An Israeli spacecraft called Beresheet practically made it to the moon in April. It took a selfie with the lunar surface area in the background, however then lost contact with Earth and probably crashed onto the lunar surface area. Now it’s been exposed that the objective was bring a freight of dehydrated tiny lifeforms called tardigrades.
Beresheet was the very first phase of a privately-funded effort to transfer living DNA to the moon The task is created to serve as Noah’s Ark Mark II, supplying a repository from which plants and animals might be regrowed to repopulate the Earth needs to a disaster comparable to a flood of scriptural percentages surpass the world.
Whether the task is far-sighted or absurd, what has actually stired interest is the truth that, as an outcome of the crash, the tardigrades might now be spread throughout the lunar surface area. They are sturdy animals and might most likely make it through on the moon for a long period of time. Is this a matter of issue? I think so, however potentially not for the factors you may believe.
Tardigrades are odd little animals Determining up to about half a millimeter long, they have 4 sets of stubby legs and a front-end that even the fondest moms and dad could not refer to as lovely. Striking, or distinct, are my adjectives of option. Moon-faced would be proper, provided the context of the story– with a rounded, sucker-like structure in the centre that can predict outwards, exposing a set of dangerous-looking sharp teeth.

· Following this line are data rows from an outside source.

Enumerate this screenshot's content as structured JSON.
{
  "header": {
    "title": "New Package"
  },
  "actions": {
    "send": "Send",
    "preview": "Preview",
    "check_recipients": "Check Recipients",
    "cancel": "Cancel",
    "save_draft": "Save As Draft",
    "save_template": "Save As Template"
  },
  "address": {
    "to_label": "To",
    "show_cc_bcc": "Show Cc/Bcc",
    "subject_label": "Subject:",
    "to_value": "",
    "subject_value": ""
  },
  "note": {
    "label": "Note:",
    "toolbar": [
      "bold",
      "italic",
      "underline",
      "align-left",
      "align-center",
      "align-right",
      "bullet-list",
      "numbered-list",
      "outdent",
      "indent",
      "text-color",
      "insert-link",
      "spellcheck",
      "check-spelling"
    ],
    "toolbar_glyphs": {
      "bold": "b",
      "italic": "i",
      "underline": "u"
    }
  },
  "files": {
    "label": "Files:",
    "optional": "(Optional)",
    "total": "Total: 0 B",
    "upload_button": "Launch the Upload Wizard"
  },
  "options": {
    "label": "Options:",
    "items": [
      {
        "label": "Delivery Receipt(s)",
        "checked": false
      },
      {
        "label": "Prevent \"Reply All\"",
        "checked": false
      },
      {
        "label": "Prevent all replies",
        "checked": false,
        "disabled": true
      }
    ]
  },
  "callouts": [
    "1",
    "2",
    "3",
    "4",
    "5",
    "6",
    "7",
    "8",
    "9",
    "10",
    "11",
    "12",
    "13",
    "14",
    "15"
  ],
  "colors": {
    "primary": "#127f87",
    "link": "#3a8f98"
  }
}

They’re frequently called “water bears” however the images of tardigrades that I have actually seen advise me of a somewhat over-inflated blimp, among those big balloons that drift overhead at carnivals. The legs protrude at a minor angle, as if they are too inflamed to stand upright. Which is most likely the idea regarding why it is very not likely that the animals will make it through forever on the moon.
Tardigrades can make it through extremes of temperature level and pressure, consisting of the freezing vacuum of area They do not appear to mind being exposed to radiation and are overall hard little animals. When dehydrated, they roll up into a spore-like state that decreases their metabolic rate by about a hundred-fold, allowing them to make it through for possibly over 100 years
However to live their life to the max needs water. It’s where they get their oxygen and food, normally colonizing clumps of algae or burrowing into sediment to consume nutrients from the fluid of other living animals, even other tardigrades. So while the tardigrades will technically survive on the moon for some length of time in their rolled-up state, unless they are saved, rehydrated and refueled, they will ultimately die.
I’m not worried about contaminating the moon with organisms that may reanimate. My issue has to do with contaminating the moon, complete stop. There is currently a relatively substantial quantity of particles from redundant spacecraft and litter left by astronauts. As more objectives are prepared to the moon, ultimately with human guests and maybe even settlements, we should discover to tidy up as we go along. Otherwise, we are going to have the sort of crisis that we are seeing in the world with the protest about ecological damage from plastics
There is, however, another concern to think about. What if the spacecraft had crashed as it approached Mars instead of the moon? The world has actually had a bad record for effective landings, although it is much enhanced in the previous years. Would the tardigrades have made it through climatic entry? Although the environment of Mars is thin, it still offers adequate resistance to trigger severe damage to the external shell of an entry automobile.
If they had made it through, would they eventually be anymore effectively on Mars than on the moon? We understand there is lots of ice listed below the instant surface area throughout much of the world. Would an affecting spacecraft transfer adequate energy to melt a regional area of ice? Could that meltwater make it through without sublimating away or refreezing for enough time that the tardigrades rehydrate and get up?
I have no concept, however let’s hypothesize that the response to the 2 concerns is “yes”, which following a crash, a flock (herd? shoal? pack?) of tardigrades reactivates. What takes place next? As detailed above, tardigrades require water to make it through, not simply to rehydrate them. They reside on fluids stemmed from other living beings. And, as far as we understand, there are no living beings on Mars
However we still keep sending out spacecraft to try to find life. Sending out a freight of tardigrades to Mars would be careless, even if we do not think they would make it through. Reckless since Mars has the capacity for life. Limited life, for sure, however we have no right to threaten that life. And we have an obligation to keep Mars as near to beautiful as possible, exploring it with care.
That is why area companies take such rigid safety measures about spacecraft building. The spaces in which the craft are constructed are cleaner and more sterilized than any operating theatre. They take every safety measure to make sure that no terrestrial life is moved to Mars.
NASA and ESA are presently preparing a objective to return samples from Mars to Earth. And safety measures about the possibility of returning Martian life to Earth with the rocks are main to the style and construct of the spacecraft.
Recently, we had an asteroid passing near to the Earth Next week, perhaps it will be killer bees. Or a pester of thieving magpies. However for now it is water bears on the moon. We need to let them shrivel gradually into oblivion.